AVAILABLE DATA:
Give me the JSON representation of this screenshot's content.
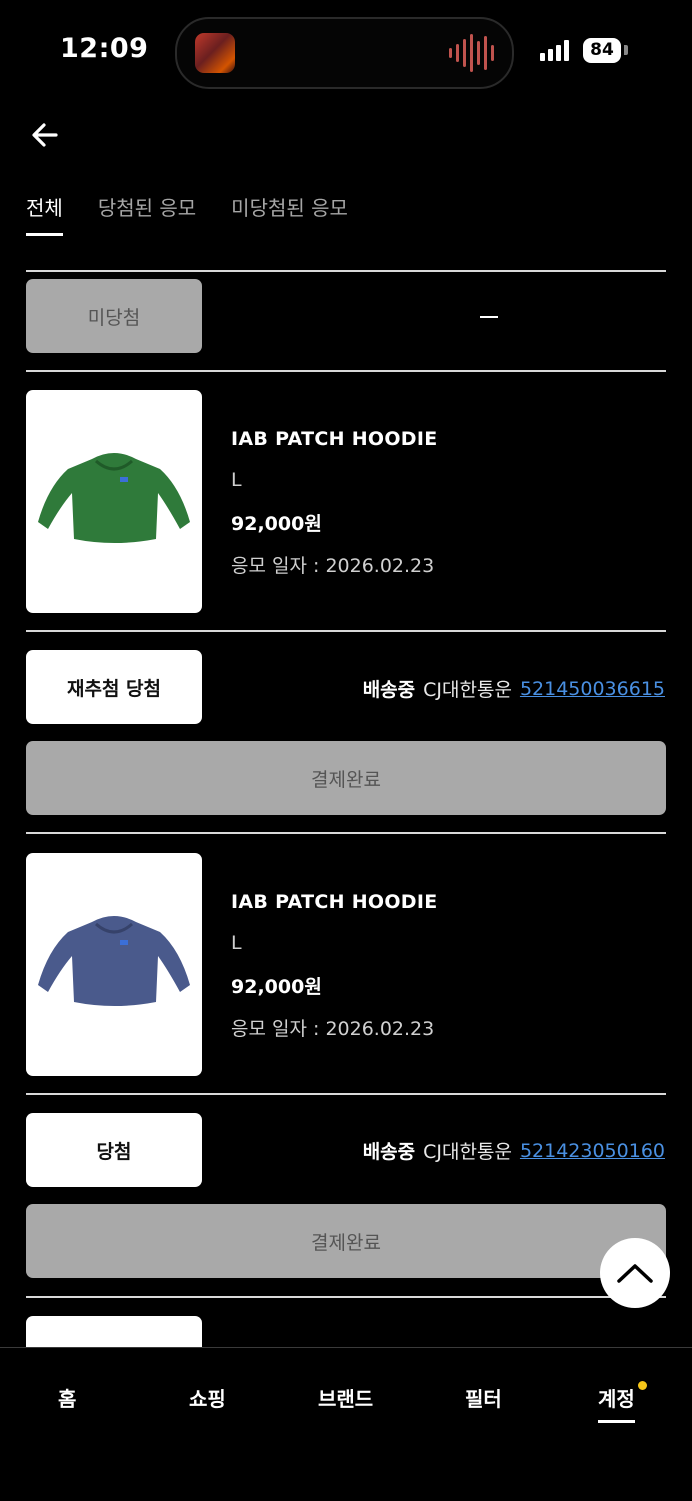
{
  "status_bar": {
    "time": "12:09",
    "battery": "84"
  },
  "tabs": [
    {
      "label": "전체",
      "active": true
    },
    {
      "label": "당첨된 응모",
      "active": false
    },
    {
      "label": "미당첨된 응모",
      "active": false
    }
  ],
  "first_entry": {
    "status_label": "미당첨",
    "dash": "—"
  },
  "entries": [
    {
      "name": "IAB PATCH HOODIE",
      "size": "L",
      "price": "92,000원",
      "date": "응모 일자 : 2026.02.23",
      "hoodie_color": "#2f7a3a",
      "status_label": "재추첨 당첨",
      "ship_status": "배송중",
      "courier": "CJ대한통운",
      "tracking": "521450036615",
      "payment": "결제완료"
    },
    {
      "name": "IAB PATCH HOODIE",
      "size": "L",
      "price": "92,000원",
      "date": "응모 일자 : 2026.02.23",
      "hoodie_color": "#4a5a8c",
      "status_label": "당첨",
      "ship_status": "배송중",
      "courier": "CJ대한통운",
      "tracking": "521423050160",
      "payment": "결제완료"
    }
  ],
  "bottom_nav": [
    {
      "label": "홈"
    },
    {
      "label": "쇼핑"
    },
    {
      "label": "브랜드"
    },
    {
      "label": "필터"
    },
    {
      "label": "계정",
      "active": true
    }
  ],
  "colors": {
    "link": "#4a90e2",
    "notification_dot": "#f5c518"
  }
}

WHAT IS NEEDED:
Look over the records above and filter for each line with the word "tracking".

EXERCISE SOLUTION:
      "tracking": "521450036615",
      "tracking": "521423050160",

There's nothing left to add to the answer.